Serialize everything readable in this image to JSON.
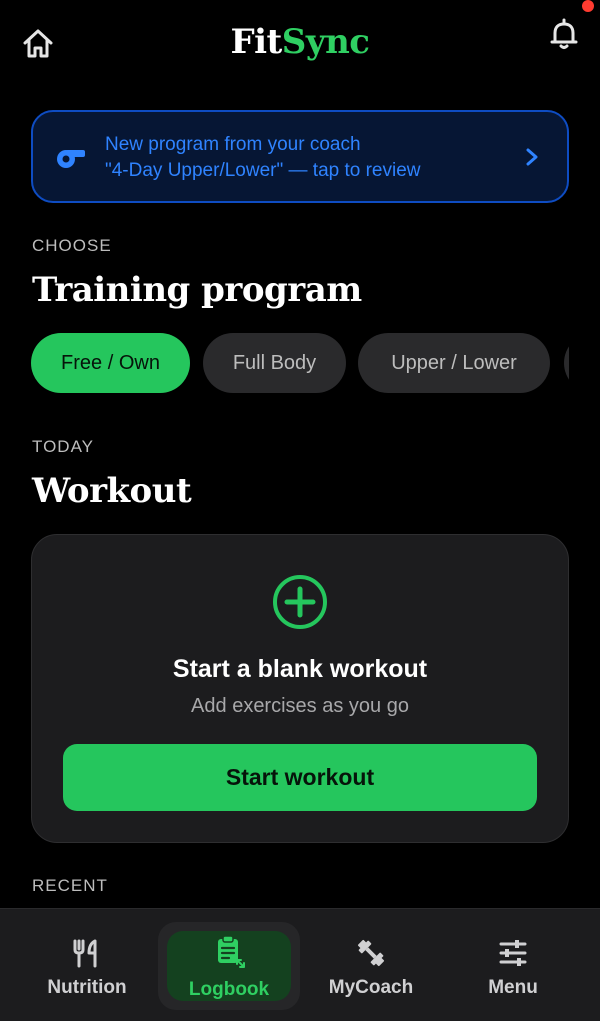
{
  "header": {
    "brand_part1": "Fit",
    "brand_part2": "Sync",
    "home_icon": "home-icon",
    "bell_icon": "bell-icon",
    "notification_dot_color": "#ff3b30"
  },
  "banner": {
    "line1": "New program from your coach",
    "line2": "\"4-Day Upper/Lower\" — tap to review",
    "icon": "whistle-icon",
    "accent_color": "#2f83ff"
  },
  "program": {
    "eyebrow": "CHOOSE",
    "title": "Training program",
    "chips": [
      {
        "label": "Free / Own",
        "active": true
      },
      {
        "label": "Full Body",
        "active": false
      },
      {
        "label": "Upper / Lower",
        "active": false
      }
    ]
  },
  "workout": {
    "eyebrow": "TODAY",
    "title": "Workout",
    "card_title": "Start a blank workout",
    "card_subtitle": "Add exercises as you go",
    "button_label": "Start workout",
    "icon": "plus-circle-icon"
  },
  "recent": {
    "eyebrow": "RECENT"
  },
  "nav": {
    "items": [
      {
        "label": "Nutrition",
        "icon": "fork-knife-icon"
      },
      {
        "label": "Logbook",
        "icon": "clipboard-icon",
        "active": true
      },
      {
        "label": "MyCoach",
        "icon": "dumbbell-icon"
      },
      {
        "label": "Menu",
        "icon": "sliders-icon"
      }
    ]
  },
  "colors": {
    "accent_green": "#25c65d",
    "background": "#000000",
    "card": "#1c1c1e"
  }
}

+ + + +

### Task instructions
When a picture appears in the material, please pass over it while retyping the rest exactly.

### Task result
Serialize everything readable in this image to JSON.
{
  "header": {
    "brand_part1": "Fit",
    "brand_part2": "Sync",
    "home_icon": "home-icon",
    "bell_icon": "bell-icon",
    "notification_dot_color": "#ff3b30"
  },
  "banner": {
    "line1": "New program from your coach",
    "line2": "\"4-Day Upper/Lower\" — tap to review",
    "icon": "whistle-icon",
    "accent_color": "#2f83ff"
  },
  "program": {
    "eyebrow": "CHOOSE",
    "title": "Training program",
    "chips": [
      {
        "label": "Free / Own",
        "active": true
      },
      {
        "label": "Full Body",
        "active": false
      },
      {
        "label": "Upper / Lower",
        "active": false
      }
    ]
  },
  "workout": {
    "eyebrow": "TODAY",
    "title": "Workout",
    "card_title": "Start a blank workout",
    "card_subtitle": "Add exercises as you go",
    "button_label": "Start workout",
    "icon": "plus-circle-icon"
  },
  "recent": {
    "eyebrow": "RECENT"
  },
  "nav": {
    "items": [
      {
        "label": "Nutrition",
        "icon": "fork-knife-icon"
      },
      {
        "label": "Logbook",
        "icon": "clipboard-icon",
        "active": true
      },
      {
        "label": "MyCoach",
        "icon": "dumbbell-icon"
      },
      {
        "label": "Menu",
        "icon": "sliders-icon"
      }
    ]
  },
  "colors": {
    "accent_green": "#25c65d",
    "background": "#000000",
    "card": "#1c1c1e"
  }
}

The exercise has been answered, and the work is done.